Exercise brief.
Your reply must be the number of lines in the entries that hold the word "title", and nothing else.

Data shown.

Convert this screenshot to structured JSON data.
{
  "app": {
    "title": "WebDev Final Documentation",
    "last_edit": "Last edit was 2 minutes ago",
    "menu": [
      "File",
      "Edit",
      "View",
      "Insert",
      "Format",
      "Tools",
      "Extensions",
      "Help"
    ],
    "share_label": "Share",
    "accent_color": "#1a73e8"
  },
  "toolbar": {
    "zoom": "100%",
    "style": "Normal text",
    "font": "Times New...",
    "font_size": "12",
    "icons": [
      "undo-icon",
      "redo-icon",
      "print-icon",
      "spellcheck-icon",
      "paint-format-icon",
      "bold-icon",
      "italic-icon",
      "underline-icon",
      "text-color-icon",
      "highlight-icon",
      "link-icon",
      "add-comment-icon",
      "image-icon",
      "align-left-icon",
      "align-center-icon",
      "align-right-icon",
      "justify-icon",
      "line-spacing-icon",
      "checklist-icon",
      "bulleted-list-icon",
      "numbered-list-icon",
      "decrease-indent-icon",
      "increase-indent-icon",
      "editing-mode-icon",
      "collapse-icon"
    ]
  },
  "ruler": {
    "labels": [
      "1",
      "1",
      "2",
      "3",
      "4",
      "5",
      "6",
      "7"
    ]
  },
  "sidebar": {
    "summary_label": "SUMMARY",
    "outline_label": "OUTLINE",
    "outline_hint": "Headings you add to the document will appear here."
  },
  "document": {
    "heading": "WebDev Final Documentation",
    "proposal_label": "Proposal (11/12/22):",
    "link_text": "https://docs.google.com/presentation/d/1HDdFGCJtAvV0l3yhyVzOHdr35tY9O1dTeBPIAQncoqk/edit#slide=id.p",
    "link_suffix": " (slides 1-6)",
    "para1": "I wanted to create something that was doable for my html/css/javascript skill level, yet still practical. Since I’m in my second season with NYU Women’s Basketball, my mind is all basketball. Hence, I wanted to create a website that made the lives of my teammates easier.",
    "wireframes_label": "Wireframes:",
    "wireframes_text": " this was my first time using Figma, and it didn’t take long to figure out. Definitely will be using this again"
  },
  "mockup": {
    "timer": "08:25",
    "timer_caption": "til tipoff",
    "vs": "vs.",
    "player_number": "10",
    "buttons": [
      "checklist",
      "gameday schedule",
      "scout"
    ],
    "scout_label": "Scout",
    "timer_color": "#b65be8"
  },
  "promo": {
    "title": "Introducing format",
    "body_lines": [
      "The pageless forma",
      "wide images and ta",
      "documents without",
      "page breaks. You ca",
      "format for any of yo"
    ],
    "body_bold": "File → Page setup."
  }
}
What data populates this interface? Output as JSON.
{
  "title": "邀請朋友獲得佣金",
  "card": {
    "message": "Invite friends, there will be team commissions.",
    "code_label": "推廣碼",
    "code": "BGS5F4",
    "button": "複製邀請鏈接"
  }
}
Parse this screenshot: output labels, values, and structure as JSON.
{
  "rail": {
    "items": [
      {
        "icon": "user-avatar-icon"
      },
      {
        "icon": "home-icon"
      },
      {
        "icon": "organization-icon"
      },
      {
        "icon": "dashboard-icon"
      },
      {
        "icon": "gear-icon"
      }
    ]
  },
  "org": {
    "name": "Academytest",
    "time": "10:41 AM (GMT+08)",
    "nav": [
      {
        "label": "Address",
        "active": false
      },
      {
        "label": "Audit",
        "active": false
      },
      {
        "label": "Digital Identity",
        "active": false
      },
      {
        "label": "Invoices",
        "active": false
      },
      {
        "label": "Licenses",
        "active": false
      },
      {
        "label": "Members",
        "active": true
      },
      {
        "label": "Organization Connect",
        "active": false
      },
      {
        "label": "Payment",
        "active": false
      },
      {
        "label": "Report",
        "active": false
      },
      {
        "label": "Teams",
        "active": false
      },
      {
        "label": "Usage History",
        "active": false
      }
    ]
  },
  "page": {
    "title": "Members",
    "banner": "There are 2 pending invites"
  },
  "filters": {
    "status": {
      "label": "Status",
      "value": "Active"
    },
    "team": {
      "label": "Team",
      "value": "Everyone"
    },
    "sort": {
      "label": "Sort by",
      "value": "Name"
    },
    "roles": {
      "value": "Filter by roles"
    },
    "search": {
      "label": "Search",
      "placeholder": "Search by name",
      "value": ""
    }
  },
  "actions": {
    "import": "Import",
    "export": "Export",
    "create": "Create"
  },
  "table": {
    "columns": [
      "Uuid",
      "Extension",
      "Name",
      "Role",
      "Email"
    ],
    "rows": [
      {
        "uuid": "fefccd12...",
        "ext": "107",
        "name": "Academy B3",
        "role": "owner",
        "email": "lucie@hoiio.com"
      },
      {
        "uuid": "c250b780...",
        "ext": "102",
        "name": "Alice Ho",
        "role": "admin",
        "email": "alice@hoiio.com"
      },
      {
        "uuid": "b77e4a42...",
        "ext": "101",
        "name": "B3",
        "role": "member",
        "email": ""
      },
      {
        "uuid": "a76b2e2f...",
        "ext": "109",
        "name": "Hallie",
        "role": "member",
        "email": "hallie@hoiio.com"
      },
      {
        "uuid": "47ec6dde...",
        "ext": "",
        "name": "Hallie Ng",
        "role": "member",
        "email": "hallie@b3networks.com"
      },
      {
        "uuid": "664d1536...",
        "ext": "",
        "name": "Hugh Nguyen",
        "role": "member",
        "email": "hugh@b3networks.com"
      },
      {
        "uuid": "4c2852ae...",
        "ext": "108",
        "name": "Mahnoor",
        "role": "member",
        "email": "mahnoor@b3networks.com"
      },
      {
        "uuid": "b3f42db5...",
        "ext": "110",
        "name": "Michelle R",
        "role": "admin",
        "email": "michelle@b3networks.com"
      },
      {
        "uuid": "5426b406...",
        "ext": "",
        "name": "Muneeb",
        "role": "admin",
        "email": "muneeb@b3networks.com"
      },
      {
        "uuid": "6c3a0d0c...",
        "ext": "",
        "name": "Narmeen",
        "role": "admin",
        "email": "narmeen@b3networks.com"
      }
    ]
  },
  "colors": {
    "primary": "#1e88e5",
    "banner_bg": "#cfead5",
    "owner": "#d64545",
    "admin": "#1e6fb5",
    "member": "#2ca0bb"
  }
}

Result.
4